The function StringToken requires a variable defined with the storage-class specifier static. Block-scope variables declared with the static storage class specifier have static extent (as opposed to local extent, signified by auto). An object is said to have static extent when it is allocated storage at or before the beginning of program execution and the storage remains allocated until program termination. Consider the following example:
#include <stdio.h>
      void foo(int *p)
            static int k = 5;
            *p += k;
      int main(void)
            int k = 0, *p = &k;
            printf(“k = %d\n”, k);
            printf(“k = %d\n”, k);
            printf(“k = %d\n”, k);
The three values displayed by the program would be 6, 13, and 21, respectively. Note that object k with block-scope in function foo has static extent and is initialized with the integer value 5 at or before the beginning of program execution
Your submission would consist of two files: a C source file and a header file.
Your submission must not use any global variables.
 No Standard C Library functions are to be used in your submission
Ensure that there are no statements that perform I/O.
Question by:postal21
Welcome to Experts Exchange
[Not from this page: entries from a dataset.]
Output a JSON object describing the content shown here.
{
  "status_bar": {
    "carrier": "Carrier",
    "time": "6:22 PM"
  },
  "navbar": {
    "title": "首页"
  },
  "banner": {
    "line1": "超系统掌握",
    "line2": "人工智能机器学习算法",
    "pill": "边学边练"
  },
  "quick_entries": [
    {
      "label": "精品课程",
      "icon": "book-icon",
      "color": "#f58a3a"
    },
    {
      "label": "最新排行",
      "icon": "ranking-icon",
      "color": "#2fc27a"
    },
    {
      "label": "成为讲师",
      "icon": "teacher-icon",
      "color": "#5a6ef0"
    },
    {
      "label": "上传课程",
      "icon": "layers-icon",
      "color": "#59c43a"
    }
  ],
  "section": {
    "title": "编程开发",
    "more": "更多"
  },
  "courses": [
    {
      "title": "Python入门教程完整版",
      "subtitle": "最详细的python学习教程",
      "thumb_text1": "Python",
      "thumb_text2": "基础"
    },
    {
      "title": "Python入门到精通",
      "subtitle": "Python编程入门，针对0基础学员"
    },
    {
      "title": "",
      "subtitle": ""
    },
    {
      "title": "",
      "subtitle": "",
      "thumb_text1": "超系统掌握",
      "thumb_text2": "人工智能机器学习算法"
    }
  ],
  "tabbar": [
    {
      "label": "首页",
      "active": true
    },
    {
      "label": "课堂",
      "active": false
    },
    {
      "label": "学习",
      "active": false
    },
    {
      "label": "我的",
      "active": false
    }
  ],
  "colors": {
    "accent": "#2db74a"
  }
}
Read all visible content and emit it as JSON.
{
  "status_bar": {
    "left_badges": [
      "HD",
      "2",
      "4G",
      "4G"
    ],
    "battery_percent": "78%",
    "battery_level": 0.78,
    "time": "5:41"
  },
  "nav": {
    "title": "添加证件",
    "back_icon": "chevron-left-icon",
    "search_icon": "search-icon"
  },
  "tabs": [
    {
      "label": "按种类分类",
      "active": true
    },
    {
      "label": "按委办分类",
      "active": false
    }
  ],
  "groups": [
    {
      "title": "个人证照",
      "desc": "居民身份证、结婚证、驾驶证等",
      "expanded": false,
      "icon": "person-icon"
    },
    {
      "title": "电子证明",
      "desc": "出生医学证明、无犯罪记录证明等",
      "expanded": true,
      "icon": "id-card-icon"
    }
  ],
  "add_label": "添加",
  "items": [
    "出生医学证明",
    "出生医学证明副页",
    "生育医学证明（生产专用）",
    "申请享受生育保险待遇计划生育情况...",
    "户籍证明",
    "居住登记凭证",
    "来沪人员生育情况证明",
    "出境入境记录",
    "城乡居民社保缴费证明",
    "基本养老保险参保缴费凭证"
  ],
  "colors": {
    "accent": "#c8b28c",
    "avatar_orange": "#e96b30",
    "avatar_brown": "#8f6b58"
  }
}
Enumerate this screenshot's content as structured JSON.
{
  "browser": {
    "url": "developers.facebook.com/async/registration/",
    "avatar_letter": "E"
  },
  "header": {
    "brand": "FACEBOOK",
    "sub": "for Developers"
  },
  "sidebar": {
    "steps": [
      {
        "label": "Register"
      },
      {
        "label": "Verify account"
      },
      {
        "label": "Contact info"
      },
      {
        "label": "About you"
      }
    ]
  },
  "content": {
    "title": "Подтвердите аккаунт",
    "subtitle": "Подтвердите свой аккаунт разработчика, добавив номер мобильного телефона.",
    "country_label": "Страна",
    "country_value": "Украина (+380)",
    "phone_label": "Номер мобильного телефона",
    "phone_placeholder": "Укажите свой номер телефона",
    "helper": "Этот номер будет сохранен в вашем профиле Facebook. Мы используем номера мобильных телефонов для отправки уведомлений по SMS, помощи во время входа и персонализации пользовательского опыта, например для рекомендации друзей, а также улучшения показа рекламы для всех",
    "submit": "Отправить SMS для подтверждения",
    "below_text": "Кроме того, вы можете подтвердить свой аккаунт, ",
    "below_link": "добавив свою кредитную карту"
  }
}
Add your voice to the tech community where 5M+ people just like you are talking about what matters.

  • Help others & share knowledge
  • Earn cash & points
  • Learn & ask questions
  • 2
LVL 45
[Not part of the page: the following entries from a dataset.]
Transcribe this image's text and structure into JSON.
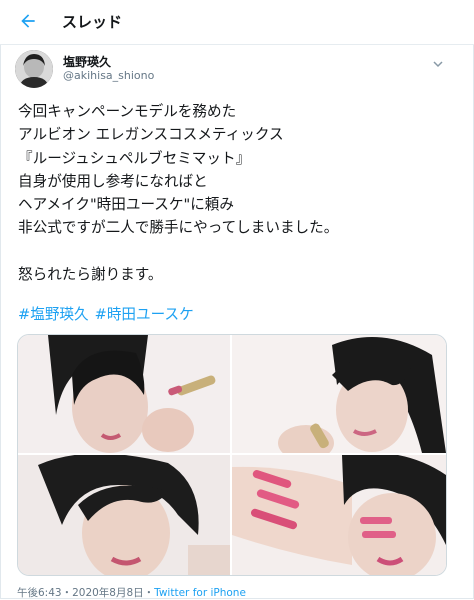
{
  "header": {
    "title": "スレッド",
    "back_icon": "back-arrow-icon"
  },
  "tweet": {
    "display_name": "塩野瑛久",
    "handle": "@akihisa_shiono",
    "lines": [
      "今回キャンペーンモデルを務めた",
      "アルビオン エレガンスコスメティックス",
      "『ルージュシュペルブセミマット』",
      "自身が使用し参考になればと",
      "ヘアメイク\"時田ユースケ\"に頼み",
      "非公式ですが二人で勝手にやってしまいました。",
      "",
      "怒られたら謝ります。"
    ],
    "hashtags": [
      "#塩野瑛久",
      "#時田ユースケ"
    ],
    "date": "午後6:43・2020年8月8日・",
    "source": "Twitter for iPhone"
  },
  "colors": {
    "accent": "#1da1f2",
    "muted": "#657786",
    "border": "#e6ecf0"
  }
}
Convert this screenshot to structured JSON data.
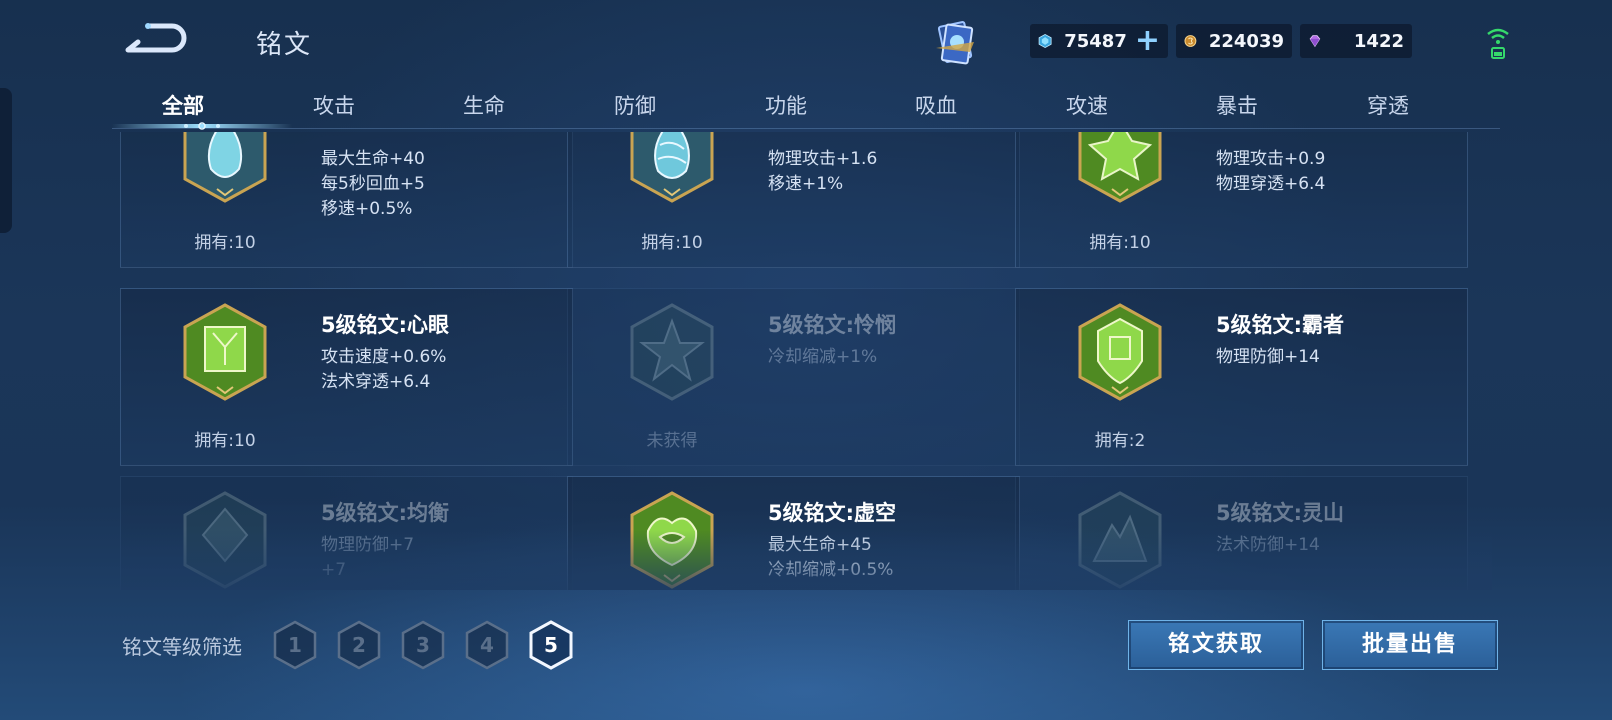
{
  "header": {
    "title": "铭文",
    "currencies": [
      {
        "name": "diamond-coupon",
        "value": "75487",
        "icon": "blue-gem-icon",
        "color": "#5ec3f0"
      },
      {
        "name": "gold",
        "value": "224039",
        "icon": "gold-coin-icon",
        "color": "#d9a441"
      },
      {
        "name": "gems",
        "value": "1422",
        "icon": "purple-diamond-icon",
        "color": "#c086f0"
      }
    ],
    "plus_label": "+"
  },
  "tabs": [
    {
      "label": "全部",
      "active": true
    },
    {
      "label": "攻击"
    },
    {
      "label": "生命"
    },
    {
      "label": "防御"
    },
    {
      "label": "功能"
    },
    {
      "label": "吸血"
    },
    {
      "label": "攻速"
    },
    {
      "label": "暴击"
    },
    {
      "label": "穿透"
    }
  ],
  "inscriptions": [
    {
      "name": "",
      "stats": [
        "最大生命+40",
        "每5秒回血+5",
        "移速+0.5%"
      ],
      "owned": "拥有:10",
      "color": "teal",
      "obtained": true
    },
    {
      "name": "",
      "stats": [
        "物理攻击+1.6",
        "移速+1%"
      ],
      "owned": "拥有:10",
      "color": "teal",
      "obtained": true
    },
    {
      "name": "",
      "stats": [
        "物理攻击+0.9",
        "物理穿透+6.4"
      ],
      "owned": "拥有:10",
      "color": "green",
      "obtained": true
    },
    {
      "name": "5级铭文:心眼",
      "stats": [
        "攻击速度+0.6%",
        "法术穿透+6.4"
      ],
      "owned": "拥有:10",
      "color": "green",
      "obtained": true
    },
    {
      "name": "5级铭文:怜悯",
      "stats": [
        "冷却缩减+1%"
      ],
      "owned": "未获得",
      "color": "green",
      "obtained": false
    },
    {
      "name": "5级铭文:霸者",
      "stats": [
        "物理防御+14"
      ],
      "owned": "拥有:2",
      "color": "green",
      "obtained": true
    },
    {
      "name": "5级铭文:均衡",
      "stats": [
        "物理防御+7",
        "+7"
      ],
      "owned": "",
      "color": "green",
      "obtained": false
    },
    {
      "name": "5级铭文:虚空",
      "stats": [
        "最大生命+45",
        "冷却缩减+0.5%"
      ],
      "owned": "",
      "color": "green",
      "obtained": true
    },
    {
      "name": "5级铭文:灵山",
      "stats": [
        "法术防御+14"
      ],
      "owned": "",
      "color": "green",
      "obtained": false
    }
  ],
  "footer": {
    "filter_label": "铭文等级筛选",
    "levels": [
      "1",
      "2",
      "3",
      "4",
      "5"
    ],
    "active_level": "5",
    "obtain_button": "铭文获取",
    "sell_button": "批量出售"
  }
}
Expert Comment

ID: 9777380
sorry postal21 ... EE membership agreement forbids us from doing your homework ...
You have to do it on your own ...
If you are stuck with a specific problem, we can give you a push but we cannot do it for you
LVL 45

Expert Comment

ID: 9777412
that been said, perhaps you may find strcspn() function useful

man strcspn for more details
LVL 22

Accepted Solution

grg99 earned 2000 total points
ID: 9782242
We can't do the whole thing, but here's a  outline.
Note , several boundary conditions and off-by-ones left in as
an exercise. :)

char * p = NULL;

char* StringToken (char *str, const char *set)
if( str != NULL ) p = str;

Start = p;
while( Isin( *p++, set ) ) p++;
*p = '\0';
return( Start );

int Isin( char Target, cha * List )
int Found;
Found = 0;
while( ! Found && *List != '\0' ) Found = *List++ == Target
return( Found );


Featured Post

Concerto's Cloud Advisory Services

Want to avoid the missteps to gaining all the benefits of the cloud? Learn more about the different assessment options from our Cloud Advisory team.

Question has a verified solution.

If you are experiencing a similar issue, please ask a related question

This tutorial is posted by Aaron Wojnowski, administrator at SDKExpert.net.  To view more iPhone tutorials, visit www.sdkexpert.net. This is a very simple tutorial on finding the user's current location easily. In this tutorial, you will learn ho…
Windows programmers of the C/C++ variety, how many of you realise that since Window 9x Microsoft has been lying to you about what constitutes Unicode (http://en.wikipedia.org/wiki/Unicode)? They will have you believe that Unicode requires you to use…
The goal of this video is to provide viewers with basic examples to understand how to use strings and some functions related to them in the C programming language.
Video by: Grant
The goal of this video is to provide viewers with basic examples to understand and use for-loops in the C programming language.

650 members asked questions and received personalized solutions in the past 7 days.

Join the community of 500,000 technology professionals and ask your questions.

Join & Ask a Question